-- Input material follows --
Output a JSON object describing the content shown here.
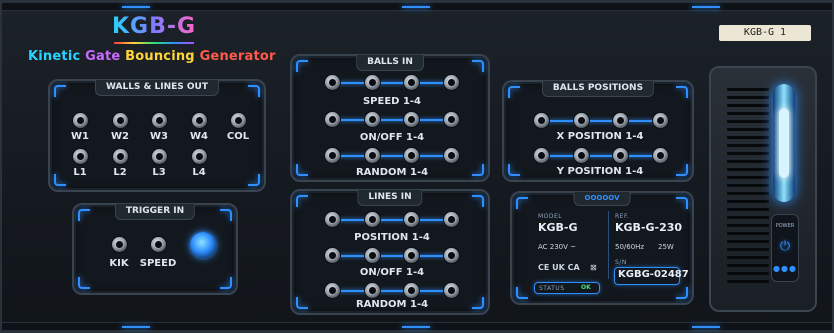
{
  "brand": {
    "title": "KGB-G",
    "subtitle_words": [
      "Kinetic",
      "Gate",
      "Bouncing",
      "Generator"
    ]
  },
  "tag_label": "KGB-G 1",
  "walls": {
    "title": "WALLS & LINES OUT",
    "row1": [
      "W1",
      "W2",
      "W3",
      "W4",
      "COL"
    ],
    "row2": [
      "L1",
      "L2",
      "L3",
      "L4"
    ]
  },
  "trigger": {
    "title": "TRIGGER IN",
    "labels": [
      "KIK",
      "SPEED"
    ]
  },
  "balls_in": {
    "title": "BALLS IN",
    "rows": [
      "SPEED 1-4",
      "ON/OFF 1-4",
      "RANDOM 1-4"
    ]
  },
  "lines_in": {
    "title": "LINES IN",
    "rows": [
      "POSITION 1-4",
      "ON/OFF 1-4",
      "RANDOM 1-4"
    ]
  },
  "balls_positions": {
    "title": "BALLS POSITIONS",
    "rows": [
      "X POSITION 1-4",
      "Y POSITION 1-4"
    ]
  },
  "info": {
    "header": "OOOOOV",
    "model_label": "MODEL",
    "model_value": "KGB-G",
    "ref_label": "REF.",
    "ref_value": "KGB-G-230",
    "voltage": "AC 230V ~",
    "frequency": "50/60Hz",
    "power": "25W",
    "marks": "CE UK CA",
    "sn_label": "S/N",
    "serial": "KGBG-02487",
    "status_label": "STATUS",
    "status_value": "OK"
  },
  "power": {
    "label": "POWER",
    "icon": "power-icon",
    "dots": "●●●"
  },
  "colors": {
    "accent": "#2f8fff",
    "title_c1": "#27d3ff",
    "title_c2": "#c86bff",
    "title_c3": "#ffd43b",
    "title_c4": "#ff5a4a"
  }
}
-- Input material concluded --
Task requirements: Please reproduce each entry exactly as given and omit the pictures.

Exercise result:
Output a JSON object describing the content shown here.
{
  "brand": {
    "title": "KGB-G",
    "subtitle_words": [
      "Kinetic",
      "Gate",
      "Bouncing",
      "Generator"
    ]
  },
  "tag_label": "KGB-G 1",
  "walls": {
    "title": "WALLS & LINES OUT",
    "row1": [
      "W1",
      "W2",
      "W3",
      "W4",
      "COL"
    ],
    "row2": [
      "L1",
      "L2",
      "L3",
      "L4"
    ]
  },
  "trigger": {
    "title": "TRIGGER IN",
    "labels": [
      "KIK",
      "SPEED"
    ]
  },
  "balls_in": {
    "title": "BALLS IN",
    "rows": [
      "SPEED 1-4",
      "ON/OFF 1-4",
      "RANDOM 1-4"
    ]
  },
  "lines_in": {
    "title": "LINES IN",
    "rows": [
      "POSITION 1-4",
      "ON/OFF 1-4",
      "RANDOM 1-4"
    ]
  },
  "balls_positions": {
    "title": "BALLS POSITIONS",
    "rows": [
      "X POSITION 1-4",
      "Y POSITION 1-4"
    ]
  },
  "info": {
    "header": "OOOOOV",
    "model_label": "MODEL",
    "model_value": "KGB-G",
    "ref_label": "REF.",
    "ref_value": "KGB-G-230",
    "voltage": "AC 230V ~",
    "frequency": "50/60Hz",
    "power": "25W",
    "marks": "CE UK CA",
    "sn_label": "S/N",
    "serial": "KGBG-02487",
    "status_label": "STATUS",
    "status_value": "OK"
  },
  "power": {
    "label": "POWER",
    "icon": "power-icon",
    "dots": "●●●"
  },
  "colors": {
    "accent": "#2f8fff",
    "title_c1": "#27d3ff",
    "title_c2": "#c86bff",
    "title_c3": "#ffd43b",
    "title_c4": "#ff5a4a"
  }
}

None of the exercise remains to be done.